Auto coatings giant Axalta’s shares are trading at just half of their mid-February point. As of March 22, the market was prepared to pay less than $15 U.S. for the stock. On Valentine’s day, the stock sat just below the USD$30 point.
While the stock has rarely traded outside a USD$25-USD$35 window, the recent falls are attributable to the fall in auto manufacturers’ worth since the outbreak of the coronavirus. Axalta is heavily dependent on business from OEMs, with more than a third of its total sales from manufacturers. With the closure of many auto plants around the world, a key source of revenue has been significantly disrupted.
After a brutal week on the stock exchange, California-based Tesla has gotten itself in hot water. After California’s Governor implemented a state-wide order for the state’s citizens to shelter in place to prevent the spread of the coronavirus, Tesla chief Elon Musk said work would continue.
In emails, employees were told production would continue, but that workers could remain at home.
“I will personally be at work, but that’s just me. Totally OK if you want to stay home for any reason,” the famously mercurial Musk wrote to employees.
Investors were not entirely turned-off by Musk’s bravado. On Wednesday, Tesla stock sunk to a recent low-point of around $361 U.S. It closed out the week at about $427.50 U.S.
Recent investors have been the most hard-hit. Tesla stock reached its value zenith on February 18, when shares rose about $917 U.S. While the company’s value is less than half of its 2020 high, its current price is near the point it was at the beginning of the year–about $4.30 U.S.
KAR Before the Horse?
KAR Auction Services has seen a 65 percent drop in its share value over the past six months. In September, the stock was trading above $25 U.S. It now sits just above $12 U.S.
In 2019, the auto salvage wholesaler sold close to 3.5 million vehicles and generated $2.8 billion in sales. One of its brands, Adesa, owns more than 70 auction sites across North America.

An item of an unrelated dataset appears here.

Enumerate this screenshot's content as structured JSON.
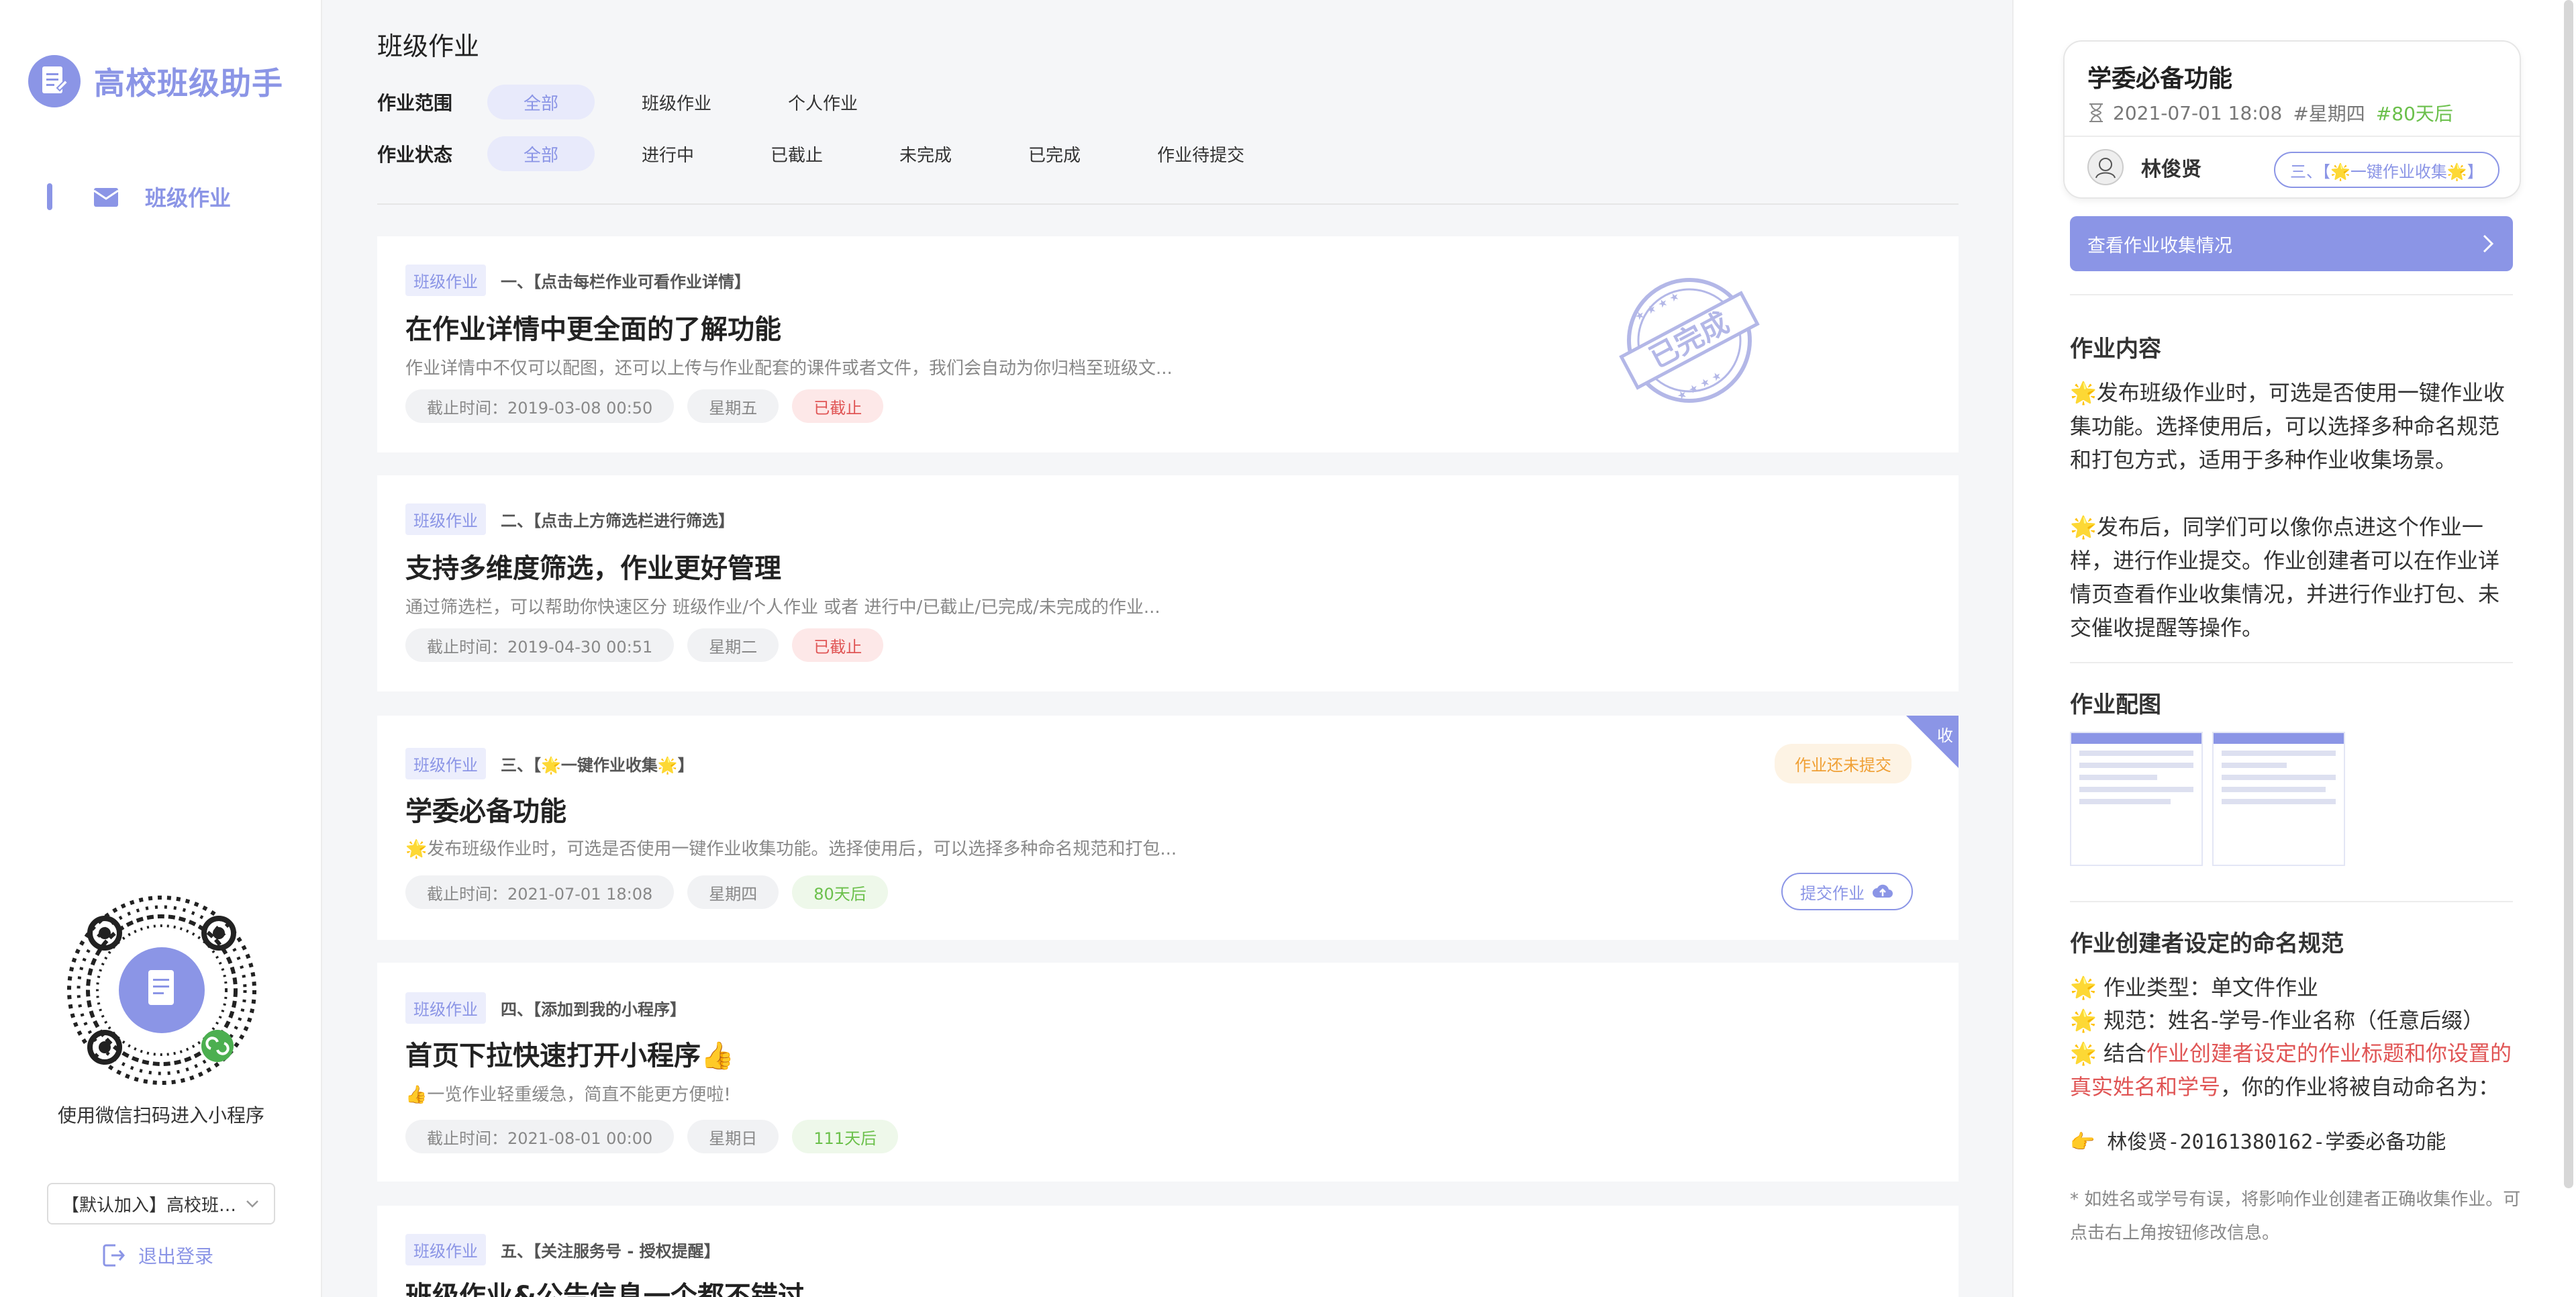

While the lack of auto manufacturing parts coming from plants in Asia due to the coronavirus outbreak is expected to increase the price of auto salvage, which was already near record highs, investors may be concerned that KAR Auction Services is too reliant on international online business to realign its business in time to capitalize. The business has emphasized the importance of its online sales platform, through which 80 percent of its transactions now rely on. It says its customers use it from 80 countries.